- WHAT NEEDS TO BE DONE: Where does the string "title" occur in the records? Copy each line that holds it.

(Web page and app entries)

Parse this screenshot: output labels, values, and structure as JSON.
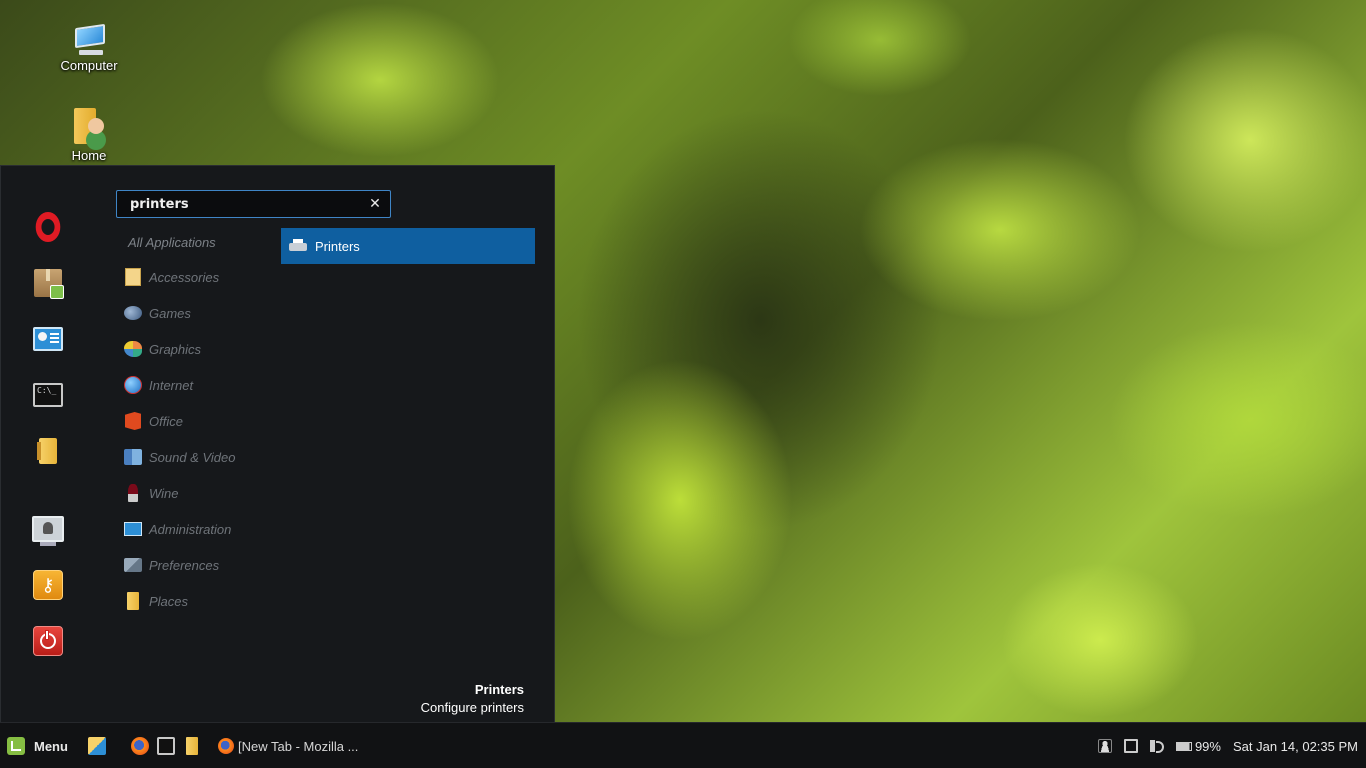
{
  "desktop": {
    "icons": [
      {
        "label": "Computer",
        "icon": "computer-icon"
      },
      {
        "label": "Home",
        "icon": "home-folder-icon"
      }
    ]
  },
  "menu": {
    "favorites": [
      {
        "name": "Opera",
        "icon": "opera-icon"
      },
      {
        "name": "Package Manager",
        "icon": "package-icon"
      },
      {
        "name": "Control Center",
        "icon": "control-center-icon"
      },
      {
        "name": "Terminal",
        "icon": "terminal-icon"
      },
      {
        "name": "Files",
        "icon": "folder-icon"
      },
      {
        "name": "Lock Screen",
        "icon": "lock-screen-icon"
      },
      {
        "name": "Logout",
        "icon": "keys-icon"
      },
      {
        "name": "Quit",
        "icon": "power-icon"
      }
    ],
    "search": {
      "value": "printers",
      "clear_glyph": "✕"
    },
    "categories_all": "All Applications",
    "categories": [
      {
        "label": "Accessories",
        "icon": "accessories-icon"
      },
      {
        "label": "Games",
        "icon": "games-icon"
      },
      {
        "label": "Graphics",
        "icon": "graphics-icon"
      },
      {
        "label": "Internet",
        "icon": "internet-icon"
      },
      {
        "label": "Office",
        "icon": "office-icon"
      },
      {
        "label": "Sound & Video",
        "icon": "sound-video-icon"
      },
      {
        "label": "Wine",
        "icon": "wine-icon"
      },
      {
        "label": "Administration",
        "icon": "administration-icon"
      },
      {
        "label": "Preferences",
        "icon": "preferences-icon"
      },
      {
        "label": "Places",
        "icon": "places-icon"
      }
    ],
    "results": [
      {
        "label": "Printers",
        "icon": "printer-icon",
        "selected": true
      }
    ],
    "description": {
      "title": "Printers",
      "text": "Configure printers"
    },
    "colors": {
      "selected_bg": "#0f5fa0",
      "search_border": "#3f85c6",
      "panel_bg": "#16181b"
    }
  },
  "taskbar": {
    "menu_label": "Menu",
    "launchers": [
      "show-desktop-icon",
      "firefox-icon",
      "terminal-icon",
      "files-icon"
    ],
    "window": {
      "title": "[New Tab - Mozilla ...",
      "icon": "firefox-icon"
    },
    "tray": {
      "battery": "99%",
      "clock": "Sat Jan 14, 02:35 PM",
      "icons": [
        "user-icon",
        "network-icon",
        "volume-icon",
        "battery-icon"
      ]
    }
  }
}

- FINAL ANSWER:
      "title": "Printers",
      "title": "[New Tab - Mozilla ...",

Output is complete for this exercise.